Bile swam in her stomach and she could feel Trip’s sudden reaction to the flare of her emotions, but T’Pol drew in a sharp, steadying breath. Her fingers danced across the keys – one of the viewscreens immediately transformed into a view of the cargo bay and the semi-materialized shape within – as she transferred all available resources to the transport sequence. The remaining three surveillance drones she quickly landed – one in the river that crawled by the city, the other two in abandoned buildings already shattered by artillery fire – while leaving the fourth under Trip’s control. Every spare joule she could locate, she poured into the transporter, and entire terabytes of data from the previous crew’s mission of exploration was deleted to make room for the swelling demands of the pattern buffer.
But it still wasn’t enough.
With a sharp pop that echoed throughout the ship, the transport sequence abruptly terminated, and the matter stream coalesced into a vaguely humanoid shape. He was frozen in place, a hideous distortion of a sentient being, with misshapen limbs and distended flesh blisters bubbling up off his skin. Wooden slats from the partially materialized crate that Trip had targeted were embedded within the Ekosian’s flesh, but the re-integration was such that there was no way to determine where he began and the box ended. His muscles twitched and convulsed, and his skin was too shiny, as if it had been recently bathed in liquid. T’Pol stared at the image with horror stamped on her face.
And then, he exploded.
“T’Pol!” Trip’s voice echoed loudly through the ship’s comm.-system, snapping her out of the fugue state that had momentarily frozen her in place. Even if she could not hear the terror in his voice, she could certainly feel it across the surging psychic connection. Her control in tatters, T’Pol deactivated the cargo bay image and half crawled, half fell out of the command chair. She dropped to her knees and barely managed to get clear of the flight console before retching upon the floor. Again and again, she vomited and her muscles quivered spasmodically as she purged herself. Finally, long moments after the last of her dry heaves subsided, control returned.
And with it came a crippling guilt that threatened to destroy her utterly.
“Trip,” she rasped softly, her voice harsh and ragged, “I need you.” It was the height of Vulcan impropriety to admit such a thing out loud, but T’Pol no longer cared.
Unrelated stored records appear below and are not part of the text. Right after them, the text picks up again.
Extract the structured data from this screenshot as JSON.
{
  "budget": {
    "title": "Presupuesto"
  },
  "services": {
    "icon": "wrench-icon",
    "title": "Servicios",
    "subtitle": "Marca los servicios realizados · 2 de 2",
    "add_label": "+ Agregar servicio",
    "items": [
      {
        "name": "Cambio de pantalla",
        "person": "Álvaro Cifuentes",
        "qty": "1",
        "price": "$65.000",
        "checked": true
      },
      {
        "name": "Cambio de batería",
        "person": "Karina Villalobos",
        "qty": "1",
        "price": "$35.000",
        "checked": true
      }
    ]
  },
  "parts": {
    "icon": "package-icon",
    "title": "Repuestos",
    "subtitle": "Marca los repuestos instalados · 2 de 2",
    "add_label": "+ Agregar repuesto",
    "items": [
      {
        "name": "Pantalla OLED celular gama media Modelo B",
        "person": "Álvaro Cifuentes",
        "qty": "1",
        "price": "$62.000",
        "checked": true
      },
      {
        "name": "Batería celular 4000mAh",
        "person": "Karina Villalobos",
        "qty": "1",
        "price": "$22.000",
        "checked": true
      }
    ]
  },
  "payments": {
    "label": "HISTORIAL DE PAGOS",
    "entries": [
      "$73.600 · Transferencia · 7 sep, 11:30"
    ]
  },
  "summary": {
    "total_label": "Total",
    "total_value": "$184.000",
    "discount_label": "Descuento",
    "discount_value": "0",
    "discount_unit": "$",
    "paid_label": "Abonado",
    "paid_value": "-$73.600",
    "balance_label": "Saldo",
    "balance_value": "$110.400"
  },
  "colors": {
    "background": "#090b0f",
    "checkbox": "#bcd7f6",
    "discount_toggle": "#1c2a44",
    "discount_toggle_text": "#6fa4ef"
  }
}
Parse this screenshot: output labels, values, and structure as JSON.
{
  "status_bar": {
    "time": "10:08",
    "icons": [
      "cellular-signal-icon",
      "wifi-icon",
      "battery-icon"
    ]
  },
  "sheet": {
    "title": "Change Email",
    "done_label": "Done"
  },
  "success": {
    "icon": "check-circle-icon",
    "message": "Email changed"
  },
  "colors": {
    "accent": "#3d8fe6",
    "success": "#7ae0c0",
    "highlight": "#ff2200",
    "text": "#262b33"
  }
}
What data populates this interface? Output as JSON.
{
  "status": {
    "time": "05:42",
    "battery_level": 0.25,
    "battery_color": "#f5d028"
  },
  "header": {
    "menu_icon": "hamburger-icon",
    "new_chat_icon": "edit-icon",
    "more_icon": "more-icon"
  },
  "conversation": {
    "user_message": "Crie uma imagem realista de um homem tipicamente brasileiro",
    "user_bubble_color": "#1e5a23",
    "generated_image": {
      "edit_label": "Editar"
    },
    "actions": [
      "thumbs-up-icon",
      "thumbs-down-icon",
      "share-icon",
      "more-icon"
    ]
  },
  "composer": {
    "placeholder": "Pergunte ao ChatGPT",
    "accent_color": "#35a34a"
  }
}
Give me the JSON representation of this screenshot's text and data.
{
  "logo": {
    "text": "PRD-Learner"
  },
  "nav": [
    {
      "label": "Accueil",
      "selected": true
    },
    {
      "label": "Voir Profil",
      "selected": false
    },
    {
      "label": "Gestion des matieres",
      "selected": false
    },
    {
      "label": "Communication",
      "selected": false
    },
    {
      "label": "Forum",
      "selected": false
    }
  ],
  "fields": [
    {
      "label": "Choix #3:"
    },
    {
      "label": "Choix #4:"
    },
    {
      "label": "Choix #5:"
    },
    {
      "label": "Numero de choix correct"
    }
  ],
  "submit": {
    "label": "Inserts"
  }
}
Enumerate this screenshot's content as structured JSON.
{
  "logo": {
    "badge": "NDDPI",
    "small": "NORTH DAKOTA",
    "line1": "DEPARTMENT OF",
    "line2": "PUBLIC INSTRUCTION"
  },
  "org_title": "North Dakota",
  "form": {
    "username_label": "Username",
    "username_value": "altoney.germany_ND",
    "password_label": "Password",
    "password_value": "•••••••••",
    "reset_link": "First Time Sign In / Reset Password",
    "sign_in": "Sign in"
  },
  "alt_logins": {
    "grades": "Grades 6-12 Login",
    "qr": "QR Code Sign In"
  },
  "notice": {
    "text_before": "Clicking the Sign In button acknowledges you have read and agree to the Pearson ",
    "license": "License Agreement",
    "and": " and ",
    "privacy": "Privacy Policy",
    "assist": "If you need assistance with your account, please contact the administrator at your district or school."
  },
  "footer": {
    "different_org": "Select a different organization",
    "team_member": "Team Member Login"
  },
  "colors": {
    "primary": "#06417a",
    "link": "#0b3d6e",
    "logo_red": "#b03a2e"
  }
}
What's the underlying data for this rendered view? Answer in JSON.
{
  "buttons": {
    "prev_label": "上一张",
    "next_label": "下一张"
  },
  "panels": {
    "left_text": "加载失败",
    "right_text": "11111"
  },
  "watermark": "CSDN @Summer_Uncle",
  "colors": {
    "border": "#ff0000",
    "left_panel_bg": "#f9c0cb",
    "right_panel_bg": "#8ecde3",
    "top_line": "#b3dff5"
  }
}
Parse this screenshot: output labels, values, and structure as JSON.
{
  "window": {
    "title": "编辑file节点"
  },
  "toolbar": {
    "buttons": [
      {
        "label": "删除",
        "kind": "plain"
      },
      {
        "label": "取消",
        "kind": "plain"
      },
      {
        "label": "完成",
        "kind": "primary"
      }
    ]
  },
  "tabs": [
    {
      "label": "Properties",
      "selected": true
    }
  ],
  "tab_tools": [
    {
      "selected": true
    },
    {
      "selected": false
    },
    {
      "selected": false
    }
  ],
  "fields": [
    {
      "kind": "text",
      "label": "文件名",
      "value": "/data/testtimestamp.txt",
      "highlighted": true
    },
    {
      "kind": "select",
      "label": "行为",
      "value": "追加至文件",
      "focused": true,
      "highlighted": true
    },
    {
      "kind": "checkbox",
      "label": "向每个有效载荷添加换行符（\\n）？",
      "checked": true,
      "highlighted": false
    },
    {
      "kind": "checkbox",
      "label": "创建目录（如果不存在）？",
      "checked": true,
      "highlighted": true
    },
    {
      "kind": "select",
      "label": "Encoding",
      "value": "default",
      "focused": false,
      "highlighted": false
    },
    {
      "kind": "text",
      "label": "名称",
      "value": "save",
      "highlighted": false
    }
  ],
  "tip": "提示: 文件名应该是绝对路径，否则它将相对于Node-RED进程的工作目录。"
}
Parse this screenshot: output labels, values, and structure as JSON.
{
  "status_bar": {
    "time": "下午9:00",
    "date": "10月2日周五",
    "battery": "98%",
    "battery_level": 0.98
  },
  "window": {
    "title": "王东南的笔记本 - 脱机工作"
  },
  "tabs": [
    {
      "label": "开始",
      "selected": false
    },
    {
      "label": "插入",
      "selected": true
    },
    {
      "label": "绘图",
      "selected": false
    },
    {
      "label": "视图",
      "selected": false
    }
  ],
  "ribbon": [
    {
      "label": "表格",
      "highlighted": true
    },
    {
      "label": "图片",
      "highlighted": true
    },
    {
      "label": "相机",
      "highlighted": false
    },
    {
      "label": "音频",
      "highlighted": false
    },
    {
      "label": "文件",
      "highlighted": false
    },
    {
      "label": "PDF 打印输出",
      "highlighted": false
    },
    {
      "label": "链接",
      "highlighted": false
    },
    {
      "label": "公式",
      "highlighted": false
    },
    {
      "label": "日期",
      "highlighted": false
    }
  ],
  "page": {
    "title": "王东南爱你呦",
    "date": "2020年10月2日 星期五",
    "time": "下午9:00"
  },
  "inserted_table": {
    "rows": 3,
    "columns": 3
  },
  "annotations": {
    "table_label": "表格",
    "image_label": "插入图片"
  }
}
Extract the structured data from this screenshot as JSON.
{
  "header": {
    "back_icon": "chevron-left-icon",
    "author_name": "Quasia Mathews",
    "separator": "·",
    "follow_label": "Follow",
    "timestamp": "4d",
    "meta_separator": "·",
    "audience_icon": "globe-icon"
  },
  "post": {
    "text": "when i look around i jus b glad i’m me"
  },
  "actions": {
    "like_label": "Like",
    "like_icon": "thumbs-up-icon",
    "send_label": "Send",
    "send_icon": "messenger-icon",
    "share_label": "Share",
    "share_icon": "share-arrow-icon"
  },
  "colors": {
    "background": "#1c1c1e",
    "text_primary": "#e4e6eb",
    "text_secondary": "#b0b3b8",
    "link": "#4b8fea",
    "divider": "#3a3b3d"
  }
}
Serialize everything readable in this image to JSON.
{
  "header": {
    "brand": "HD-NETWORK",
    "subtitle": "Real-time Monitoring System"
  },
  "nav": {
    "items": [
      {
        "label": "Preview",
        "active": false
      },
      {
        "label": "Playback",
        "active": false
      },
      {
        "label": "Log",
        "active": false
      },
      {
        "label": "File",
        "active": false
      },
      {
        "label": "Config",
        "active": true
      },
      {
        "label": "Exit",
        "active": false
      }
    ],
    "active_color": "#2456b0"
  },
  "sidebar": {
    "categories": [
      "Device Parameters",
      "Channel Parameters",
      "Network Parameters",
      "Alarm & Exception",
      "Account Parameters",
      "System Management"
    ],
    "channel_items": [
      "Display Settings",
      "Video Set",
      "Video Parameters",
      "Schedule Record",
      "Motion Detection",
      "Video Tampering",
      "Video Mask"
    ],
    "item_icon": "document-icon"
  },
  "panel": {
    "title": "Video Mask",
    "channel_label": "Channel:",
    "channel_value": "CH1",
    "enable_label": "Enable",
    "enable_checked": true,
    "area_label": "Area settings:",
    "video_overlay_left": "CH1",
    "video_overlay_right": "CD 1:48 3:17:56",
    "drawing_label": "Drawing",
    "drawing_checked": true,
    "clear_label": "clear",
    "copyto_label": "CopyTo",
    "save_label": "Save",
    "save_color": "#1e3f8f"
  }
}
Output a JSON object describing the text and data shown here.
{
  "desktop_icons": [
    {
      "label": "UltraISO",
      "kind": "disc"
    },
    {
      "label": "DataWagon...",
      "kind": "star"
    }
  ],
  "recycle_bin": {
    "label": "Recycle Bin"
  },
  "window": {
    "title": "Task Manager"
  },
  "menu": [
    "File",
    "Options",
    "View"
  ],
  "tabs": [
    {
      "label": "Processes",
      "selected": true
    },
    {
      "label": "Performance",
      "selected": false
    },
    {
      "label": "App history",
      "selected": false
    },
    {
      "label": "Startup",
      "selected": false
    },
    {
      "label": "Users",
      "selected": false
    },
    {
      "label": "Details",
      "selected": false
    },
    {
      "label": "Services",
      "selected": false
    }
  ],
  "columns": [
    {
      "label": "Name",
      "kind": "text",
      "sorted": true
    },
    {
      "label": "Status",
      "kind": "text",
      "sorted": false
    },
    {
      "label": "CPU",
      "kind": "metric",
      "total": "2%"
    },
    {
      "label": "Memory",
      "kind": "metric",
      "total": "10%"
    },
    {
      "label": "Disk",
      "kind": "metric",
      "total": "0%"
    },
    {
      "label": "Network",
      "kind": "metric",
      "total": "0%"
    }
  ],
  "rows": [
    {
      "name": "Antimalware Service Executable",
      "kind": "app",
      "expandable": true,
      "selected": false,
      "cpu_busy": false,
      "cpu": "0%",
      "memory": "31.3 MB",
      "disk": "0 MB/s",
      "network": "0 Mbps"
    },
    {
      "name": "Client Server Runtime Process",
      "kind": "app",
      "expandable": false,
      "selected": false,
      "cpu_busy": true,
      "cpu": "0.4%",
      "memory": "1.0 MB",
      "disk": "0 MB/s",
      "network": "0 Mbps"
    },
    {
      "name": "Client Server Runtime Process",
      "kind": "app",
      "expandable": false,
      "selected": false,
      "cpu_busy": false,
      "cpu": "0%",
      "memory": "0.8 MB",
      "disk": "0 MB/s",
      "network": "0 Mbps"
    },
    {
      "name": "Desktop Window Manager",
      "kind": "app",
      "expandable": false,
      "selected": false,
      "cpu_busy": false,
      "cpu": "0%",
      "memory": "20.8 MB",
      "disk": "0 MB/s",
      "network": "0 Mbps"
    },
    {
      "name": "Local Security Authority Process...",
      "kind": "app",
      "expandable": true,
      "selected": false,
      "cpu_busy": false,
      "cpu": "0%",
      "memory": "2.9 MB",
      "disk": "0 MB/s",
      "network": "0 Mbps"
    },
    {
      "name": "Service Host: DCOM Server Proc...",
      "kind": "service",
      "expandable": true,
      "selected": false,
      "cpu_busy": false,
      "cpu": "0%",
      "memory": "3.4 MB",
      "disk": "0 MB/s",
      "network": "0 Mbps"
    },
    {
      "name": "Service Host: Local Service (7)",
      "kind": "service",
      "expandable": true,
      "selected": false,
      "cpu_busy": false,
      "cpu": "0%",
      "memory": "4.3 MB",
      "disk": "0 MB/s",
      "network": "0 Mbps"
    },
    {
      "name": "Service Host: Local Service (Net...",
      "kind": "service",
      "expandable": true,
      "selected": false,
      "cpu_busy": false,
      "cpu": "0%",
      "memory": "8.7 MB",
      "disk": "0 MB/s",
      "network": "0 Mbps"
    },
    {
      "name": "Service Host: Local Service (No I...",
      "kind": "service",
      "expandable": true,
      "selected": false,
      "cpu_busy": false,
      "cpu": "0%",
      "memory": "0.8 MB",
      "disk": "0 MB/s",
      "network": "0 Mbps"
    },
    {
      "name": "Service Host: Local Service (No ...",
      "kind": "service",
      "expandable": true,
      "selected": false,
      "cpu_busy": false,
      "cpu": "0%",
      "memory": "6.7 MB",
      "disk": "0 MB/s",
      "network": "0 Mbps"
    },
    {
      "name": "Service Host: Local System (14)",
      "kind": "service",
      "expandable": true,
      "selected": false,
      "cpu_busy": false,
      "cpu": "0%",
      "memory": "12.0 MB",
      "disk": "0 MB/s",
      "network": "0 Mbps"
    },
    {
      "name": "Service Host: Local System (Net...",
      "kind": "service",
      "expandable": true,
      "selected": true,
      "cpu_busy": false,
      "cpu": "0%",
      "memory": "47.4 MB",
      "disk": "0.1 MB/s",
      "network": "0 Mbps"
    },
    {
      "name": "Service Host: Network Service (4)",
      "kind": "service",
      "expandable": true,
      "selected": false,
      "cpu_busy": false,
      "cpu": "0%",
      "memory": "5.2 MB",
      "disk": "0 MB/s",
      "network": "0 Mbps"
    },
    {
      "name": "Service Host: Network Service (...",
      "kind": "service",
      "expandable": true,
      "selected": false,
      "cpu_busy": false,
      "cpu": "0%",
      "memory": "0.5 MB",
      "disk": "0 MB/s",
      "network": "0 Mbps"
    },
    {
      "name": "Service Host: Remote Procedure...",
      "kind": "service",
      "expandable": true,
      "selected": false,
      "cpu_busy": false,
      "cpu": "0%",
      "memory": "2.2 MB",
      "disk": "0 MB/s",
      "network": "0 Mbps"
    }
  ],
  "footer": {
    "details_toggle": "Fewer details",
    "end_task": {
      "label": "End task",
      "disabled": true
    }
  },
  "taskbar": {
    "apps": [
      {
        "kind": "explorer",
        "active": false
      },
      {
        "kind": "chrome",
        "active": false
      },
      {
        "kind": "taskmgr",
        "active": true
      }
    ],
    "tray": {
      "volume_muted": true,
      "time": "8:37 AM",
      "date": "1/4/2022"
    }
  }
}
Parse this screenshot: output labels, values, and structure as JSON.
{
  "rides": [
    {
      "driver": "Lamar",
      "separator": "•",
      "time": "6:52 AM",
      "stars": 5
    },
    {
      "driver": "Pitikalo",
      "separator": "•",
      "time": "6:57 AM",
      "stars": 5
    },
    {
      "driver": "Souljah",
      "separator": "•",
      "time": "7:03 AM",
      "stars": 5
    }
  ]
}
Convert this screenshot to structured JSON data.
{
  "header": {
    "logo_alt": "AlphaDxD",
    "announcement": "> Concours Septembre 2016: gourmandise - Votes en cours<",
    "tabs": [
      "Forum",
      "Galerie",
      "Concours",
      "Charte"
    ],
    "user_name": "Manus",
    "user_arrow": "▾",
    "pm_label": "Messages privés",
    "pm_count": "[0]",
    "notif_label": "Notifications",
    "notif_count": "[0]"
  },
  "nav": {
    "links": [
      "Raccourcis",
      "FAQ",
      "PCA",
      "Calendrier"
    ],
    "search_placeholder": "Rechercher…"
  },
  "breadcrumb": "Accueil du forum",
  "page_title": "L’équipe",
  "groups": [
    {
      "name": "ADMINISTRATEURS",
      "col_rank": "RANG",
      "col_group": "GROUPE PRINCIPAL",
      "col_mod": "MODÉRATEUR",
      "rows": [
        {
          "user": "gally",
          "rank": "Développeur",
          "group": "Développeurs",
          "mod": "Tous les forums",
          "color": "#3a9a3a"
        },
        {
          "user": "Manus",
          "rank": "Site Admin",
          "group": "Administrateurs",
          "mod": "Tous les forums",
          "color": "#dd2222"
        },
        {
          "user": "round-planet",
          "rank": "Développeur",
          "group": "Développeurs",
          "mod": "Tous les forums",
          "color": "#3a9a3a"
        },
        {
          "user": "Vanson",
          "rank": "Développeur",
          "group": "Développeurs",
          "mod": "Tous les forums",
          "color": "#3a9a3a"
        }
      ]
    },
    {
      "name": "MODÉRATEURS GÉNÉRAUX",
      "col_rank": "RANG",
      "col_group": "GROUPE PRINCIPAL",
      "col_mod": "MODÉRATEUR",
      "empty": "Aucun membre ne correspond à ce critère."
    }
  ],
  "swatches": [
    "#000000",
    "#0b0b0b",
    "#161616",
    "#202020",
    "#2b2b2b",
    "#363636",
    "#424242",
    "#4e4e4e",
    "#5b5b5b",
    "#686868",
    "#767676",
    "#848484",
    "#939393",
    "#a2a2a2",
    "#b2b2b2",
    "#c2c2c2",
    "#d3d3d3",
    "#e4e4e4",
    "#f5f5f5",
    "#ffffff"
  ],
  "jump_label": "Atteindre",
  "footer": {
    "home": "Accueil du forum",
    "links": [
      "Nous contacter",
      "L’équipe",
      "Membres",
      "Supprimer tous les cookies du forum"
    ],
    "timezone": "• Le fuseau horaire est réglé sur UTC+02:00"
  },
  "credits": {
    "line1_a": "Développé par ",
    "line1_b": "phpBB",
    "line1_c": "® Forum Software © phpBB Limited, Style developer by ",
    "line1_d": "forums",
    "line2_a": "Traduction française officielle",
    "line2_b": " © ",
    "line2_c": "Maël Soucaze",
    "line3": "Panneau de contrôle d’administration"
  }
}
Without her mate, she would collapse under the crushing tide of guilt over the unintentional death at her hands.
“I’m on my way,” he replied tightly. He didn’t ask why, didn’t ask for further clarification regarding her loss of emotional control and T’Pol felt a tiny bit of the shame pressing down upon her ease fractionally. Her mate was coming. He would make things better.
But that didn’t stem the tears that began to trickle down her face.